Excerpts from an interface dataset

——

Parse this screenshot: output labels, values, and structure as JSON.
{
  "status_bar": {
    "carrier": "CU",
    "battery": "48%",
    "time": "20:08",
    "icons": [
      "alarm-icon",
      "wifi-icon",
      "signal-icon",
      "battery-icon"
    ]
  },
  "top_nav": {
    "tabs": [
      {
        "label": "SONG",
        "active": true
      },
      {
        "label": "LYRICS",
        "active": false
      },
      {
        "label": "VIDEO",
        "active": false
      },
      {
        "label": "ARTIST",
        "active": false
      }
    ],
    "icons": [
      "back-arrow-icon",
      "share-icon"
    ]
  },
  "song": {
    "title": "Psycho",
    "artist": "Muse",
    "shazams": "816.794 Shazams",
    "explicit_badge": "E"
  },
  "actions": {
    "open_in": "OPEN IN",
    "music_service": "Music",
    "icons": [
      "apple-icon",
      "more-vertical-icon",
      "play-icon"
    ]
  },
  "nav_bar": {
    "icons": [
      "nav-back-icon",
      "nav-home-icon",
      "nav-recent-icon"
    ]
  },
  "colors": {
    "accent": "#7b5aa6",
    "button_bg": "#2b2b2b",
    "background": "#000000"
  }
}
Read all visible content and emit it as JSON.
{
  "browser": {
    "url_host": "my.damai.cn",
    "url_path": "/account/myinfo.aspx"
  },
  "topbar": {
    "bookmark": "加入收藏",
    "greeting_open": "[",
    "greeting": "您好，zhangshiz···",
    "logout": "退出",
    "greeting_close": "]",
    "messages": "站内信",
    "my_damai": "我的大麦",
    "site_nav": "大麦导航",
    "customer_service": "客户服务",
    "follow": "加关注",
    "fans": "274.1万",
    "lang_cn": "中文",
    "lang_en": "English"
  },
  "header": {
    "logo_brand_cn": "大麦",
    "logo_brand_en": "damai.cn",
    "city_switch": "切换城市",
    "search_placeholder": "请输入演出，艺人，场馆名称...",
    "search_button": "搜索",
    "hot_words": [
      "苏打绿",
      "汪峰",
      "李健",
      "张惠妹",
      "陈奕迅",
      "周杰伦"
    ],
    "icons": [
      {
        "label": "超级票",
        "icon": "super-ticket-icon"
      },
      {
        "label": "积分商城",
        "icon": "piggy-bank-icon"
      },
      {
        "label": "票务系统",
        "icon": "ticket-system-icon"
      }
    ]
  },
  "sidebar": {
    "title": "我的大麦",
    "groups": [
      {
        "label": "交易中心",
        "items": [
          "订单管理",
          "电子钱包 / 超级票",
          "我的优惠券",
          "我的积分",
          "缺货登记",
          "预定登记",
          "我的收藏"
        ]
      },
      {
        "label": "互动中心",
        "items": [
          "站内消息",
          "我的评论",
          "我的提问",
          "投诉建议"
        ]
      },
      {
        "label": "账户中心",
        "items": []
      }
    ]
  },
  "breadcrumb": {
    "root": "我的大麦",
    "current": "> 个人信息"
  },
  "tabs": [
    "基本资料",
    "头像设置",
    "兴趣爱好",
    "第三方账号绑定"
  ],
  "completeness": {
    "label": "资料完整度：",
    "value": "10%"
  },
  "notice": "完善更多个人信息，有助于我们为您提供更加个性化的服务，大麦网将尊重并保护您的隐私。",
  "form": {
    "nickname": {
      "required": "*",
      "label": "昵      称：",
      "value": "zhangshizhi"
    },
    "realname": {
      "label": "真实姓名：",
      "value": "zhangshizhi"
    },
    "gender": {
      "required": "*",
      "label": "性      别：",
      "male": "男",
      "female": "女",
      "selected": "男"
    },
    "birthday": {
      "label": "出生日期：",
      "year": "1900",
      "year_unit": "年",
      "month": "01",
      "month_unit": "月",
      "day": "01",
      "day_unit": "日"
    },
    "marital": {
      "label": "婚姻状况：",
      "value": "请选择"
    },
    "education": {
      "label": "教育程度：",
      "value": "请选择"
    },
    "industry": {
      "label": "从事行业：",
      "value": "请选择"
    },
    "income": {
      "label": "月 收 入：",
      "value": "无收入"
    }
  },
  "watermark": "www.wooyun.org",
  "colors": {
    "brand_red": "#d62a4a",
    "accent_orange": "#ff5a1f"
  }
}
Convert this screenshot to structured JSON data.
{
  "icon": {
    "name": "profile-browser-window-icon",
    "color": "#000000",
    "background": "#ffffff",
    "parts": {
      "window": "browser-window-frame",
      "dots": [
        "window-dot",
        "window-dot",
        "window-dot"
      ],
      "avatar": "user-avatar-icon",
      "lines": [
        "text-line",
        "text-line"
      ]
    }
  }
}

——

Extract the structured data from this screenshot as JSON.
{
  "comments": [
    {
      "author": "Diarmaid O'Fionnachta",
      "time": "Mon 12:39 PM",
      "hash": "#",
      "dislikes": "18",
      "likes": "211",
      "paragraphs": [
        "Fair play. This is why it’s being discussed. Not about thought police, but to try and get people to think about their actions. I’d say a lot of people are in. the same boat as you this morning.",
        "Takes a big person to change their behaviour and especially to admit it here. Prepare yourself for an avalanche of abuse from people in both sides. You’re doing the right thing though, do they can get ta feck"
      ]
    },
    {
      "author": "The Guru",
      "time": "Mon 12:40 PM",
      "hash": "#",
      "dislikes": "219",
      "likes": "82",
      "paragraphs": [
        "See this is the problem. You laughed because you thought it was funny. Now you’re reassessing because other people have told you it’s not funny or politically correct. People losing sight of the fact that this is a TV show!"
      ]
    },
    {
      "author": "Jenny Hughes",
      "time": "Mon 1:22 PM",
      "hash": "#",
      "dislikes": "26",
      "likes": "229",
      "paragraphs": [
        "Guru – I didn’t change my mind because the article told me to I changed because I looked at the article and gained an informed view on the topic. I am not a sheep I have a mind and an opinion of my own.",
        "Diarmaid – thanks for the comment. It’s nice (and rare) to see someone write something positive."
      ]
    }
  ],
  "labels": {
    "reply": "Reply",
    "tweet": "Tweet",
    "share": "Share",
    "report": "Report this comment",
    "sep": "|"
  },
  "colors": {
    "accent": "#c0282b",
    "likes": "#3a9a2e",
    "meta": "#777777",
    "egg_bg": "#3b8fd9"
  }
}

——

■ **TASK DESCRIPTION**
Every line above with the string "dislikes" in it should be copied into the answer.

■ **OUTPUT OF THE TASK**
      "dislikes": "18",
      "dislikes": "219",
      "dislikes": "26",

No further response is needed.